WASHINGTON -- The Trump administration came out strongly Monday against Facebook's ambitious plan to create a new digital currency, as the Treasury chief warned it could be used for illicit activity such as money laundering, human trafficking and financing terrorism.
Treasury Secretary Steven Mnuchin expressed "very serious concerns" about the currency proposed by the social network giant, to be called Libra. "This is indeed a national security issue," Mnuchin told reporters at the White House.
Trump, fresh off a "social media summit" he led at the White House that gathered conservative critics of Big Tech, tweeted last week: "I am not a fan of Bitcoin and other Cryptocurrencies, which are not money, and whose value is highly volatile and based on thin air. Unregulated Crypto Assets can facilitate unlawful behavior, including drug trade and other illegal activity."
If they want to get into the financial business, Facebook and its dozens of partner companies in the venture will have to accept the kind of tight regulation that banks are under, the president said.
The Treasury chief's comments went further, though, tying Libra directly to concerns over potential use for money laundering, drug and human trafficking, tax evasion and other crimes.
The Treasury Department has "very serious concerns that Libra could be misused by money launderers and terrorist financers," he said.
Facebook has "a lot of work to do before we get to the point where we're comfortable with it," Mnuchin said.
On Tuesday, Congress begins two days of hearings on Facebook's Libra plan. The head of the Federal Reserve also raised an alarm about the plan last week.
Facebook's plan "raises a lot of serious concerns, and those would include around privacy, money laundering, consumer protection, financial stability," Fed Chairman Jerome Powell said in congressional testimony. "Those are going to need to be thoroughly and publicly assessed and evaluated before this proceeds."
Unlike Mnuchin, Powell — as head of the central bank — is an independent regulator who is separate from the administration and political influence.
Already under intense scrutiny from regulators and Congress over privacy and market dominance, Facebook stirred anger on Capitol Hill last month with the unveiling of its plan to create a new financial ecosystem based on a digital currency.
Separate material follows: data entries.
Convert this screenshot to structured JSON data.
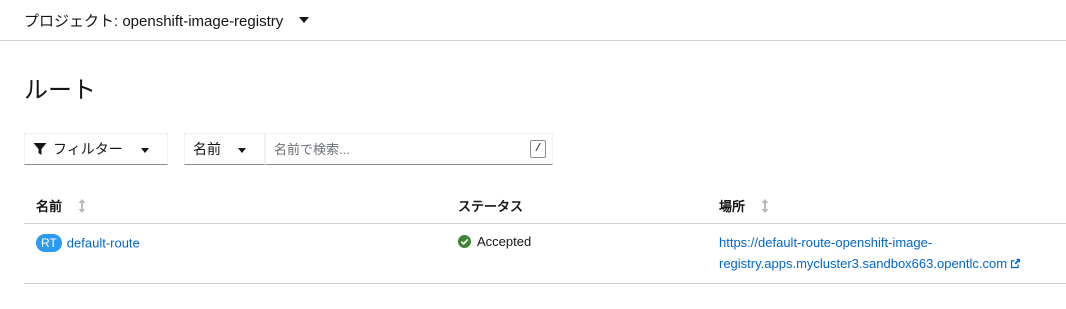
{
  "project": {
    "label": "プロジェクト: openshift-image-registry"
  },
  "page": {
    "title": "ルート"
  },
  "toolbar": {
    "filter_label": "フィルター",
    "name_dropdown_label": "名前",
    "search_placeholder": "名前で検索...",
    "search_value": "",
    "shortcut_key": "/"
  },
  "table": {
    "columns": [
      {
        "label": "名前",
        "sortable": true
      },
      {
        "label": "ステータス",
        "sortable": false
      },
      {
        "label": "場所",
        "sortable": true
      }
    ],
    "rows": [
      {
        "badge": "RT",
        "name": "default-route",
        "status": "Accepted",
        "location_line1": "https://default-route-openshift-image-",
        "location_line2": "registry.apps.mycluster3.sandbox663.opentlc.com"
      }
    ]
  },
  "colors": {
    "link": "#0066cc",
    "badge_bg": "#2b9af3",
    "success": "#3e8635",
    "border": "#d2d2d2"
  },
  "icons": {
    "project_caret": "caret-down-icon",
    "filter": "filter-icon",
    "sort": "sort-icon",
    "status": "check-circle-icon",
    "external": "external-link-icon"
  }
}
Senate and House hearings went on the calendar, and the Democratic head of the House Financial Services Committee called on Facebook to suspend the plan until Congress and regulators can review it.
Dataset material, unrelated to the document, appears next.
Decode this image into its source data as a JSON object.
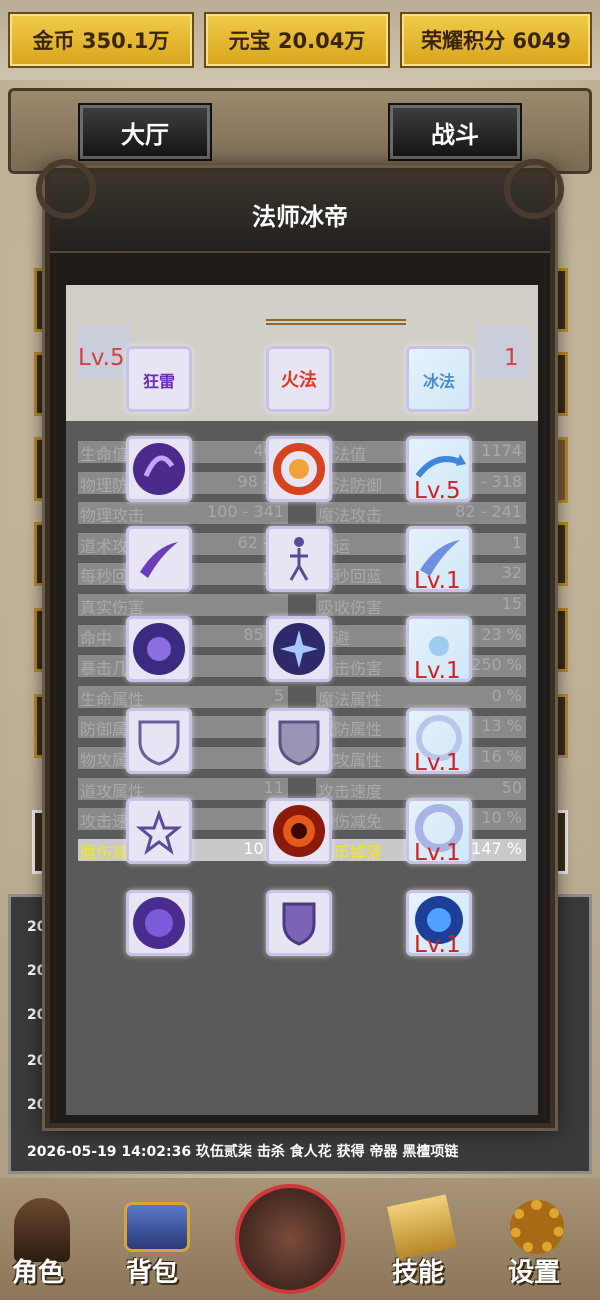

Rep. Maxine Waters, D-Calif., said that Facebook, with some 2 billion users around the world, "is continuing its unchecked expansion and extending its reach into the lives of its users." She called Libra "a new Swiss-based financial system" that potentially is too big to fail and could require a taxpayer bailout.
David Marcus, the Facebook executive leading the project, says in his testimony prepared for Tuesday's hearing by the Financial Services panel that Libra "is about developing a safe, secure and low-cost way for people to move money efficiently around the world. We believe that Libra can make real progress toward building a more inclusive financial infrastructure."
Facebook agrees with Powell's view that the government's review of Libra must be "patient and thorough, rather than a sprint to implementation," Marcus' statement says. "The time between now and launch is designed to be an open process and subject to regulatory oversight and review. In fact, I expect that this will be the broadest, most extensive and most careful pre-launch oversight by regulators and central banks in FinTech's history. We know we need to take the time to get this right."
The planned digital currency is billed as a "stablecoin" backed by deposits in sovereign currencies such as the dollar, euro and Japanese yen — unlike bitcoin, ether or other digital currencies. Promising low fees, it could open online commerce to millions of people around the world who lack access to bank accounts and make it cheaper to send money across borders. But it also raises concerns over the privacy of users' data and the potential for criminals to use it for money laundering and fraud.
To address privacy concerns, Facebook created a nonprofit oversight association, with dozens of partners including PayPal, Uber, Spotify, Visa and MasterCard to govern Libra. As one among many in the association, Facebook says it won't have any special rights or privileges. It also created a "digital wallet" subsidiary, Calibra, to work on the technology, separately from its main social media business. While Facebook owns and controls Calibra, it won't see financial data from Calibra, the company says.